Although in his comedy The Miser Molière places emphasis on human greed majorly in the lights of social and moral behaviors, the play is suggestive of psychological dimension the author attributes to this problem.
Indeed, as the main character of the play, Harpagon is obsessed with money that obviously guarantees a material well-being to him, but such an addiction can also evidence psychical lacunas that he believes a fortune can replace. In particular, Harpagon seems to be totally disillusioned in surrounding people as he instantly suspects them of betrayal on their part. On the contrary, money signify something much more valid for him, so that the father of the family extrapolates his profound need in trust and personal safety on money. In particular, the way in which Harpagon keeps his money, may reveal many insightful details about his character. Thus, the man buries his treasure in the backyard and keeps the place in a total secret.

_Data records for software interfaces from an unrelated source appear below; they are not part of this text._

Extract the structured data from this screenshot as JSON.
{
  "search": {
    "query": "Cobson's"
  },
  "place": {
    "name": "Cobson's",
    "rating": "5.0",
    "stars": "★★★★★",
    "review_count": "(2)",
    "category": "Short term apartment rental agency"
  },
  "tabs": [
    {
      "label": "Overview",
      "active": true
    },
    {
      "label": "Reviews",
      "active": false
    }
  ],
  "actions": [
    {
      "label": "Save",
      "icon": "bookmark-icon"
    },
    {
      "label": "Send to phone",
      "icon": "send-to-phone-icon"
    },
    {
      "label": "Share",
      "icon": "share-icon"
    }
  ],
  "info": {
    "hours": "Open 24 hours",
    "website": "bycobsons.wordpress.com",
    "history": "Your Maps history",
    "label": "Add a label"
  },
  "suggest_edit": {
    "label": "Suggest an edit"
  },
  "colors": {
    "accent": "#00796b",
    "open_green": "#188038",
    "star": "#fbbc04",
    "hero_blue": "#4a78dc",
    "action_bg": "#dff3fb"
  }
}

This action reminds of a ritual, by accomplishing which Harpagon tends to preserve everything to what he attributes a sacred meaning. Basically, Harpagon is a widower, and his prehistory with the first wife remains unrevealed. We know nothing about his relationship in the first marriage and how his spouse’s death affected him, so that we can suggest that it was a traumatizing experience that provoked a sense to control things, such as the death of his dearest. However, we know for sure that by burring money and keeping them from spending Harpagon wants them to stay untouched and more durable.

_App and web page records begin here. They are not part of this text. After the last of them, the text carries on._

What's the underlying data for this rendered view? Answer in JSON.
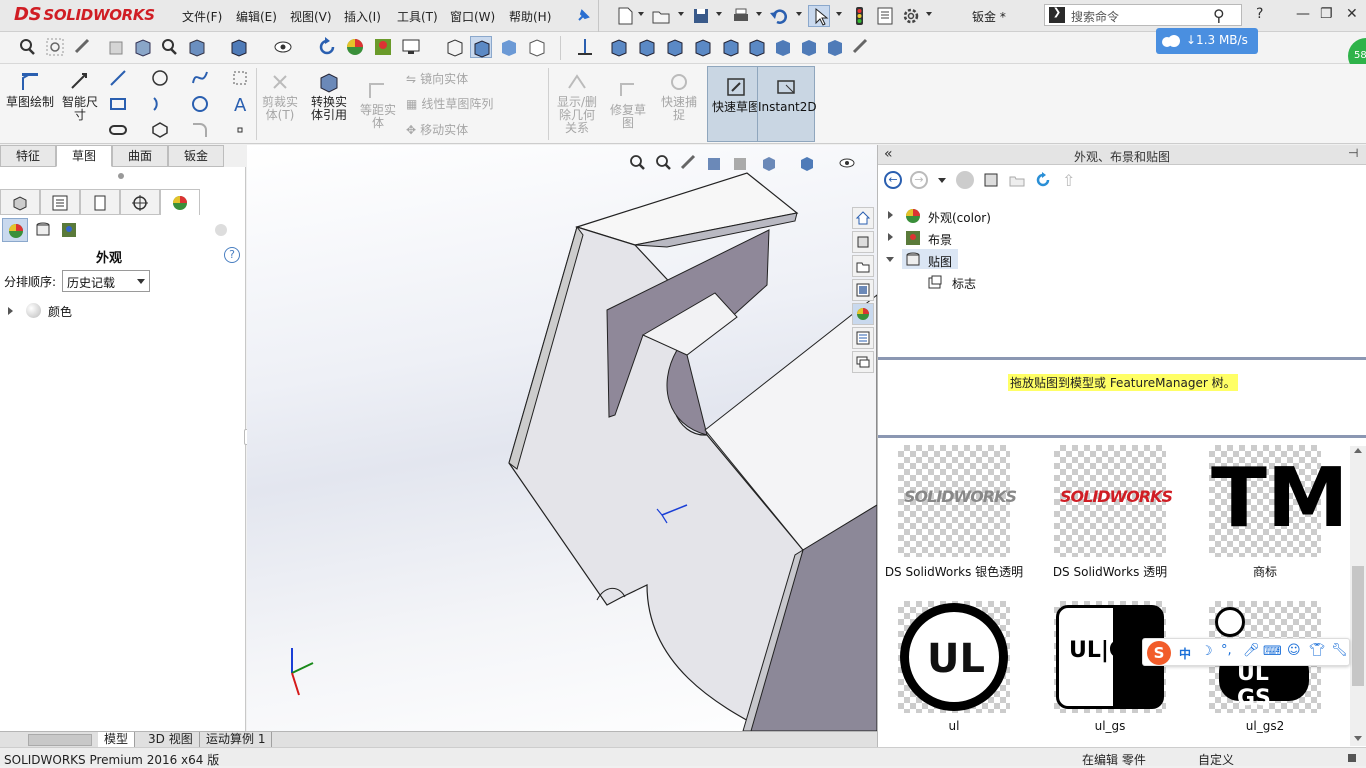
{
  "app": {
    "logo_text": "SOLIDWORKS",
    "logo_prefix": "DS",
    "doc_title": "钣金 *",
    "brand_color": "#d01d24"
  },
  "menu": [
    "文件(F)",
    "编辑(E)",
    "视图(V)",
    "插入(I)",
    "工具(T)",
    "窗口(W)",
    "帮助(H)"
  ],
  "search": {
    "placeholder": "搜索命令"
  },
  "network": {
    "speed": "↓1.3 MB/s"
  },
  "badge": {
    "value": "58"
  },
  "commands": {
    "sketch": "草图绘制",
    "smart_dim": "智能尺寸",
    "trim": "剪裁实体(T)",
    "convert": "转换实体引用",
    "offset": "等距实体",
    "mirror": "镜向实体",
    "linear_pattern": "线性草图阵列",
    "move": "移动实体",
    "show_relations": "显示/删除几何关系",
    "repair": "修复草图",
    "quick_snap": "快速捕捉",
    "rapid_sketch": "快速草图",
    "instant2d": "Instant2D"
  },
  "cmd_tabs": [
    "特征",
    "草图",
    "曲面",
    "钣金"
  ],
  "cmd_tab_active": 1,
  "left_panel": {
    "title": "外观",
    "sort_label": "分排顺序:",
    "sort_value": "历史记载",
    "color_item": "颜色"
  },
  "right_panel": {
    "title": "外观、布景和贴图",
    "tree": [
      {
        "label": "外观(color)",
        "icon": "appearance-ball-icon",
        "expanded": false
      },
      {
        "label": "布景",
        "icon": "scene-icon",
        "expanded": false
      },
      {
        "label": "贴图",
        "icon": "decal-icon",
        "expanded": true
      }
    ],
    "subitem": "标志",
    "hint": "拖放贴图到模型或 FeatureManager 树。",
    "thumbnails": [
      {
        "caption": "DS SolidWorks 银色透明",
        "art": "SOLIDWORKS",
        "color": "#888888"
      },
      {
        "caption": "DS SolidWorks 透明",
        "art": "SOLIDWORKS",
        "color": "#d01d24"
      },
      {
        "caption": "商标",
        "art": "TM",
        "color": "#000000"
      },
      {
        "caption": "ul",
        "art": "UL",
        "color": "#000000"
      },
      {
        "caption": "ul_gs",
        "art": "UL|GS",
        "color": "#000000"
      },
      {
        "caption": "ul_gs2",
        "art": "UL GS",
        "color": "#000000"
      }
    ]
  },
  "bottom_tabs": [
    "模型",
    "3D 视图",
    "运动算例 1"
  ],
  "status": {
    "left": "SOLIDWORKS Premium 2016 x64 版",
    "mode": "在编辑 零件",
    "units": "自定义"
  },
  "ime": {
    "label": "中"
  }
}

t is especially highlighted in the episode where Harpagon wants to get rid of La Flèche, Cléante’s valet, whom he suspects of spying: “I won’t always have before me a spy on all my affairs; a treacherous scamp, whose cursed eyes watch all my actions, covet all I possess, and ferret about in every corner to see if there is anything to steal” (Scene III, Act 1, 6). This obviously proves that Harpagon is rather skeptical about other people even if they wish nothing bad to him. It is also a telling fact that Harpagon feels comfortable with the possibility to keep everything under his own control, including the arrangement of his children’s marriages. In the same conversation with his son’s valet, Harpagon comments: “I will lock up whatever I think fit, and mount guard when and where I please” (Scene III, Act 1, 6).
As a matter of fact, this may also evidence that Harpagon experiences psychological lacunas, and a strict control over his money gives him illusion of controlling the course of his own life as well as lives of other people. In other words, Harpagon’s problem is that he substitutes human relationships with artificial matters, such as money.

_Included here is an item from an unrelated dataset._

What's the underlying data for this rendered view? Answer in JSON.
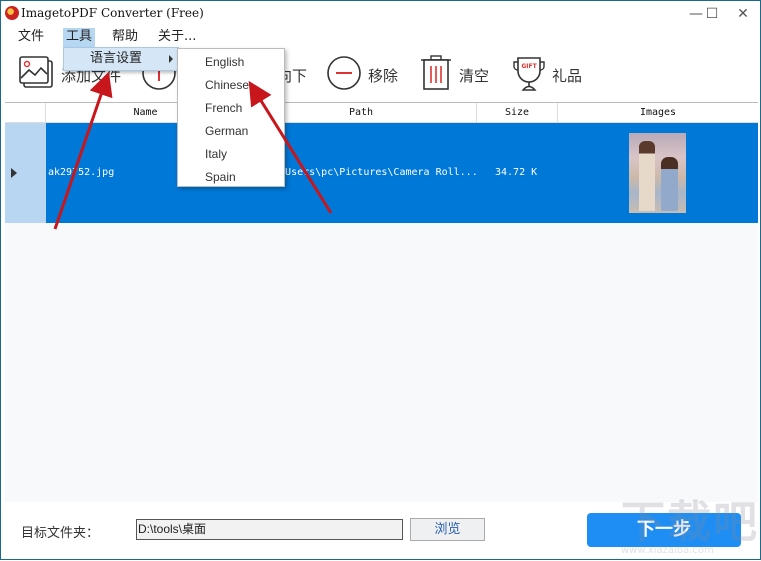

Molière. The Miser. Tr. Charles Heron Wall. Project Guttenberg. E Book 6923. 6 January 2009. Retrieved March 1, …